Club Labris is the biggest lesbian club in Korea, open every Friday and Saturday. Even cocktails ordered by the glass use top shelf alcohol. The music that iconic Korean female DJ Limzi plays is enough to satisfy the taste of any lesbian. As one of the first of its kind in Korea, Club Labris is the go-to place for those who want to enjoy a wild night without being decadent. Entrance is limited only to women, no FTM transgender persons or gays allowed.
If you are craving a warm jjampong and a bottle of soju in the midst of this freezing winter, go to Brick. The interior with its warm red brick walls and wine boxes, complete with a terrace makes the space seem like a wine bar. It’s usually full of couples in their 20s to 40s as well as groups of friends feasting on the various dishes developed by the owner who prides herself on making “food with a philosophy.” You can have everything from salad to fried foods and soups. Brick is also the perfect pre-game spot before a night of dancing.
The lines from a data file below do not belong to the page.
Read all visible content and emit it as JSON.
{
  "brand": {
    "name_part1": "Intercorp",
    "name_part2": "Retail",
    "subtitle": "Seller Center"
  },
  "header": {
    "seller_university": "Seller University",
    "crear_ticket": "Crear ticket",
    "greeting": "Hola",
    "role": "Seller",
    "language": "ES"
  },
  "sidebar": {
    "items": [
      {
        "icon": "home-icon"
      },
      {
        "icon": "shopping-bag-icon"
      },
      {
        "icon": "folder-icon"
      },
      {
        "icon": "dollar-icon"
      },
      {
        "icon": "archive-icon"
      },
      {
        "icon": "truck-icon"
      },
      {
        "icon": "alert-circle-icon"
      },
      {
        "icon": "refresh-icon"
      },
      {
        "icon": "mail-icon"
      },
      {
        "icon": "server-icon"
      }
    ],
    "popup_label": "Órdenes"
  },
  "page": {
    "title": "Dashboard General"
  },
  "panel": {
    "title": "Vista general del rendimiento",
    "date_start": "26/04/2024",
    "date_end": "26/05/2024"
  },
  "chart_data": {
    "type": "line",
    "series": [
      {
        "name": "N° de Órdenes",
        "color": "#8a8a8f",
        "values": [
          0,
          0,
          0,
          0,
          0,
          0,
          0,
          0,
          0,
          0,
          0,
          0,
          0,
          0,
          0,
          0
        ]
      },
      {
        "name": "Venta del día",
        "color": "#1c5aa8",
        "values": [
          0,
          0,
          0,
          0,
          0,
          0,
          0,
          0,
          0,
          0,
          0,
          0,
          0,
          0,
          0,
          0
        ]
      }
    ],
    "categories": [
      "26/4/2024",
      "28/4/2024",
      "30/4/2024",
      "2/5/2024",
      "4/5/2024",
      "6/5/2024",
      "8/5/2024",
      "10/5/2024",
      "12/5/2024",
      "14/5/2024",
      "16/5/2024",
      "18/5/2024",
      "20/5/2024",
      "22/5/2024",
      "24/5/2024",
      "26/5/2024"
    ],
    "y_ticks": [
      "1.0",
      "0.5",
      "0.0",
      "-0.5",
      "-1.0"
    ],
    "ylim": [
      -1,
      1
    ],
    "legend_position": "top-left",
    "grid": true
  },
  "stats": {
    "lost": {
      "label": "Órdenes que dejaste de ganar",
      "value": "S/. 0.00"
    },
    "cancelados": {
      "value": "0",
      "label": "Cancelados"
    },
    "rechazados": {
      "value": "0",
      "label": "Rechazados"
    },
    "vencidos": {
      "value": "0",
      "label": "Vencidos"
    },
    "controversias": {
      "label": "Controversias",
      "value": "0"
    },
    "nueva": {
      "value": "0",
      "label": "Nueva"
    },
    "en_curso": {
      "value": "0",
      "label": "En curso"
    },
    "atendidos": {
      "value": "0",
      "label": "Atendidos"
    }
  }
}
Eleven years ago, this club started out under the name Pink Button. Although its name has changed, the love it receives from the young crowd remains the same. The DJ group composed of four women plays music that will set your heart beating and body swaying. Inside the 500-squaremeter space, is a wide stage, a powder room, a VIP room and laser lights that all add to the glamorous interior. Pink Hole was the first lesbian club to organize party events. Gays are allowed in, but everyone needs to bring a valid ID.
Want to go to a lesbian bar but all your friends are busy? If you’re looking for a bar to go to by yourself it’s only a matter of time before you become a regular at Mong. It was an ordinary bar, but thanks to rumors of the owner being a lesbian, Mong became a popular hangout spot among lesbians and welcomes gays. The handmade organic tea, mojito, margarita and various other cocktails can be enjoyed along with the bartender’s amusing conversation. Mong boasts a comfortable homey atmosphere and it’s not unusual to find solo drinkers absorbed in a book.